**Exercise details**
In the entries below, find every line with "машина" and copy it.

★ ★ ★ ★

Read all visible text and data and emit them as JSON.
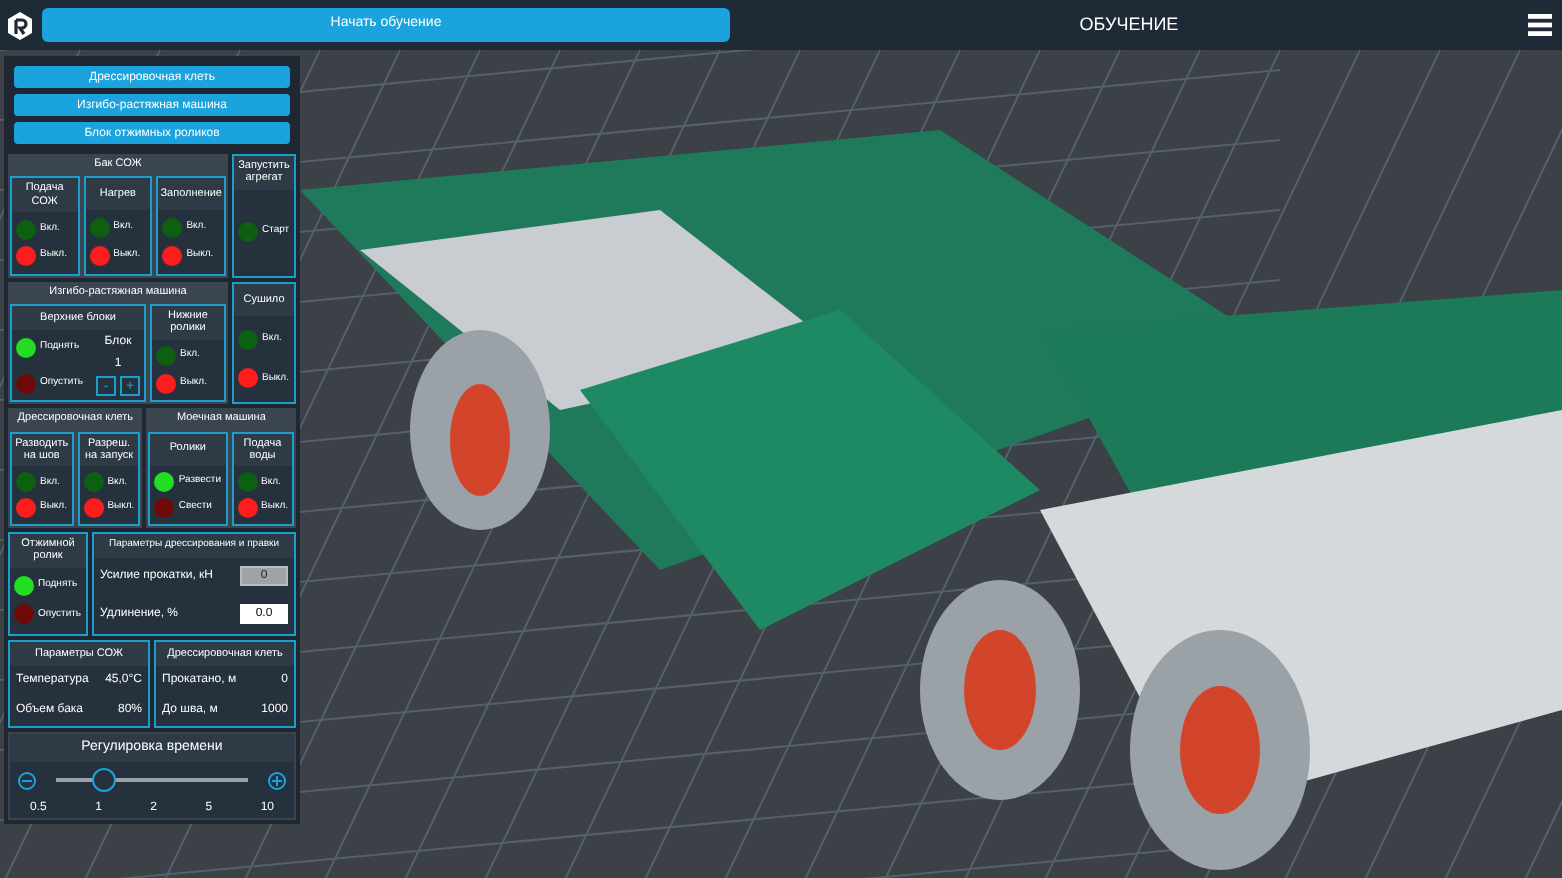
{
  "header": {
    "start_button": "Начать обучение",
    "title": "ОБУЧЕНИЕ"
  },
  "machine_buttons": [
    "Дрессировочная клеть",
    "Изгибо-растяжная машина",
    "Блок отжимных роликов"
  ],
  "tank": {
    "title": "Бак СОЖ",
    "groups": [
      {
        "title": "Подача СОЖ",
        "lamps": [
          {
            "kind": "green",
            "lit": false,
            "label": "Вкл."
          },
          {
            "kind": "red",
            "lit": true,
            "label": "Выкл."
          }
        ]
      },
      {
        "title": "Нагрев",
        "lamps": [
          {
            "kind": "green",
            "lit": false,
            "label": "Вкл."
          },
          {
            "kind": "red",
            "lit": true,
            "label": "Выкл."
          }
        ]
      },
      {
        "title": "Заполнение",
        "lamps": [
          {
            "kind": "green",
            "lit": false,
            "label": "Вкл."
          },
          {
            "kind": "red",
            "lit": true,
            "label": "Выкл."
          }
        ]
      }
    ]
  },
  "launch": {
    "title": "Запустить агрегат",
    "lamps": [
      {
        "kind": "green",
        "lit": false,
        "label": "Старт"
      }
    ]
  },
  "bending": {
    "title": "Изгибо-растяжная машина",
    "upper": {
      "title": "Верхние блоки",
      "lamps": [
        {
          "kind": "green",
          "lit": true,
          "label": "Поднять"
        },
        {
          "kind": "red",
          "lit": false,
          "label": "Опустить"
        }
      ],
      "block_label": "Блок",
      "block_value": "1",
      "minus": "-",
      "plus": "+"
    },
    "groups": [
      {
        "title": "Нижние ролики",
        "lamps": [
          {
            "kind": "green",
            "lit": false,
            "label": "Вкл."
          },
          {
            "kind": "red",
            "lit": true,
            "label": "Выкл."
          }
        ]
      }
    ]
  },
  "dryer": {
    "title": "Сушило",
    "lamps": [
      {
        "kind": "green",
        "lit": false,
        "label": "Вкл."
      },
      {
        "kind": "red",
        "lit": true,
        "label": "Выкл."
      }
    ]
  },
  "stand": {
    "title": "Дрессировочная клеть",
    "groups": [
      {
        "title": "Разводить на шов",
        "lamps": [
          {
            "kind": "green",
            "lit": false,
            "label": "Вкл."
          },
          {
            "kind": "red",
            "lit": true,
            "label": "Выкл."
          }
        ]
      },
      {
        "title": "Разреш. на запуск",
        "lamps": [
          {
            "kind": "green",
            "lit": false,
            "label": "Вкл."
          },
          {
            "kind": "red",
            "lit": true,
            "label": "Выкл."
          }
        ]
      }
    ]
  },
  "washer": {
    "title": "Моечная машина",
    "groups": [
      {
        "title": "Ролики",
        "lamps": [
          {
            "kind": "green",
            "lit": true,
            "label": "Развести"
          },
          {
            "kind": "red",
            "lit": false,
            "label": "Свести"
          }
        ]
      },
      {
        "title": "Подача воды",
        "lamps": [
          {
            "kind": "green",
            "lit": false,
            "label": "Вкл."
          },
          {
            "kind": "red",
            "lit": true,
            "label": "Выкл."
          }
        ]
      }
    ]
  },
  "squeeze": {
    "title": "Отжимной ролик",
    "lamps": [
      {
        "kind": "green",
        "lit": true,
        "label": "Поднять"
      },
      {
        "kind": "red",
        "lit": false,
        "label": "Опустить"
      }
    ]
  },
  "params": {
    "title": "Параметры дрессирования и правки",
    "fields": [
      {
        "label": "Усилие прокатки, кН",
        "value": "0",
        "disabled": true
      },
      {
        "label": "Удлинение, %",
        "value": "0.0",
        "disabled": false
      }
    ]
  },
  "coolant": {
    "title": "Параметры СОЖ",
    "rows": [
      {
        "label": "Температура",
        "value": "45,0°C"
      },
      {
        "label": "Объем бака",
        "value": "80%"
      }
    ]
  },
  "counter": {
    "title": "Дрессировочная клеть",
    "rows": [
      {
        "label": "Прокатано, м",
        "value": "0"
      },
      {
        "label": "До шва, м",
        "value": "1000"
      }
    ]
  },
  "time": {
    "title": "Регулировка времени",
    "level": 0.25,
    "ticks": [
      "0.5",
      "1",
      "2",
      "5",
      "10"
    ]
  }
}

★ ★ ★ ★

**Result of the exercise**
    "Изгибо-растяжная машина",
    "title": "Изгибо-растяжная машина",
    "title": "Моечная машина",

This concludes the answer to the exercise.